WORK REQUIRED - If a line of the data below holds the string "Path", copy it.

SOURCE DATA -
━━━━━━━━━━

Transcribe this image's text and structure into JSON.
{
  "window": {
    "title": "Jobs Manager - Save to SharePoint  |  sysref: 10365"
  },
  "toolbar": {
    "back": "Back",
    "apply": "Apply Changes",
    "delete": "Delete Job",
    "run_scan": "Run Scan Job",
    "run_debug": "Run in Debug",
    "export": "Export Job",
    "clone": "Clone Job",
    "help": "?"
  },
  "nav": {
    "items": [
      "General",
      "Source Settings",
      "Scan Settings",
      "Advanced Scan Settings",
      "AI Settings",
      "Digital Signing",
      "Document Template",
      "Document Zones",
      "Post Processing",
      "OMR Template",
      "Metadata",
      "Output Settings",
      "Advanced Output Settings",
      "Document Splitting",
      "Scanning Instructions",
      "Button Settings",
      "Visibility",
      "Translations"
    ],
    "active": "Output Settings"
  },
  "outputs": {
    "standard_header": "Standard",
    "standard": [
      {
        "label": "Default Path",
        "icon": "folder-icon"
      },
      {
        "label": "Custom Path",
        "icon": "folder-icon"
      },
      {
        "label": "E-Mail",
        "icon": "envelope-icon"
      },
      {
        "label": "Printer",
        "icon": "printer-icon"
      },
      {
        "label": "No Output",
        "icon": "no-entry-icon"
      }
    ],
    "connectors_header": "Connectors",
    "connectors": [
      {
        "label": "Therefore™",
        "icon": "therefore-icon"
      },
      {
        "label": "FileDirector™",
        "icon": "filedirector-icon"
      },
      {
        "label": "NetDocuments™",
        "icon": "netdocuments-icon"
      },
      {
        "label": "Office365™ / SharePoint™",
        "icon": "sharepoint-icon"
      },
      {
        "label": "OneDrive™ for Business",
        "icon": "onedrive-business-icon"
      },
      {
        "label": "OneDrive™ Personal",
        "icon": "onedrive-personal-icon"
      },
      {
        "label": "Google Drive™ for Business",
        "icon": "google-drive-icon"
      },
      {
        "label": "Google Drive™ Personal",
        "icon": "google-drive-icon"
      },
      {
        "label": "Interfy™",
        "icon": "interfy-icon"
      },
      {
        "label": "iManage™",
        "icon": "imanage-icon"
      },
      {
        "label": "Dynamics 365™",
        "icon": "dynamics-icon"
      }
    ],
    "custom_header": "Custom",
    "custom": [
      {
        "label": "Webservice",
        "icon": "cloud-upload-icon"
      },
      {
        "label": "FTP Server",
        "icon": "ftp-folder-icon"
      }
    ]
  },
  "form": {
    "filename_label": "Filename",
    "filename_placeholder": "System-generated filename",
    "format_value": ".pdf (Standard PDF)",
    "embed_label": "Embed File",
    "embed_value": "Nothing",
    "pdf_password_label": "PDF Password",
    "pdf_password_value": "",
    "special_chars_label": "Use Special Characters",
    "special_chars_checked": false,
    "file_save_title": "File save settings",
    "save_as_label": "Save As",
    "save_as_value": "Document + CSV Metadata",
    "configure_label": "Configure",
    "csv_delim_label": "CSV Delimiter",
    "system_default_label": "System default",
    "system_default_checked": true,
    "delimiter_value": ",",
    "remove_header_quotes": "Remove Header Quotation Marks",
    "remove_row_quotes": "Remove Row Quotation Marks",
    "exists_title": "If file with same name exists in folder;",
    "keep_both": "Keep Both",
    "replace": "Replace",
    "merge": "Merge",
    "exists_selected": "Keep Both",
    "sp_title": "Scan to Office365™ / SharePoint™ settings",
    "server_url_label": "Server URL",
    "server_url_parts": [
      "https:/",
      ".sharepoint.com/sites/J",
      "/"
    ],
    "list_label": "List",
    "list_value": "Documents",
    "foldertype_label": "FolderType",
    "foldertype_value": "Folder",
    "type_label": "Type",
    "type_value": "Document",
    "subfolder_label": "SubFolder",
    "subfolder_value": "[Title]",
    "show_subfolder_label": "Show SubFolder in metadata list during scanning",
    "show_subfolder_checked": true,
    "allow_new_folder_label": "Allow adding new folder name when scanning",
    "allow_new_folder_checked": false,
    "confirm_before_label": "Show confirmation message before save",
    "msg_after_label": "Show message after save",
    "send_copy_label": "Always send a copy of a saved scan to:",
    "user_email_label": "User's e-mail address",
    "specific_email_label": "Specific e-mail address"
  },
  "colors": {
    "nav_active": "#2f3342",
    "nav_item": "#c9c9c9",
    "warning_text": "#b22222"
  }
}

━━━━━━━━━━

YOUR SOLUTION -
        "label": "Default Path",
        "label": "Custom Path",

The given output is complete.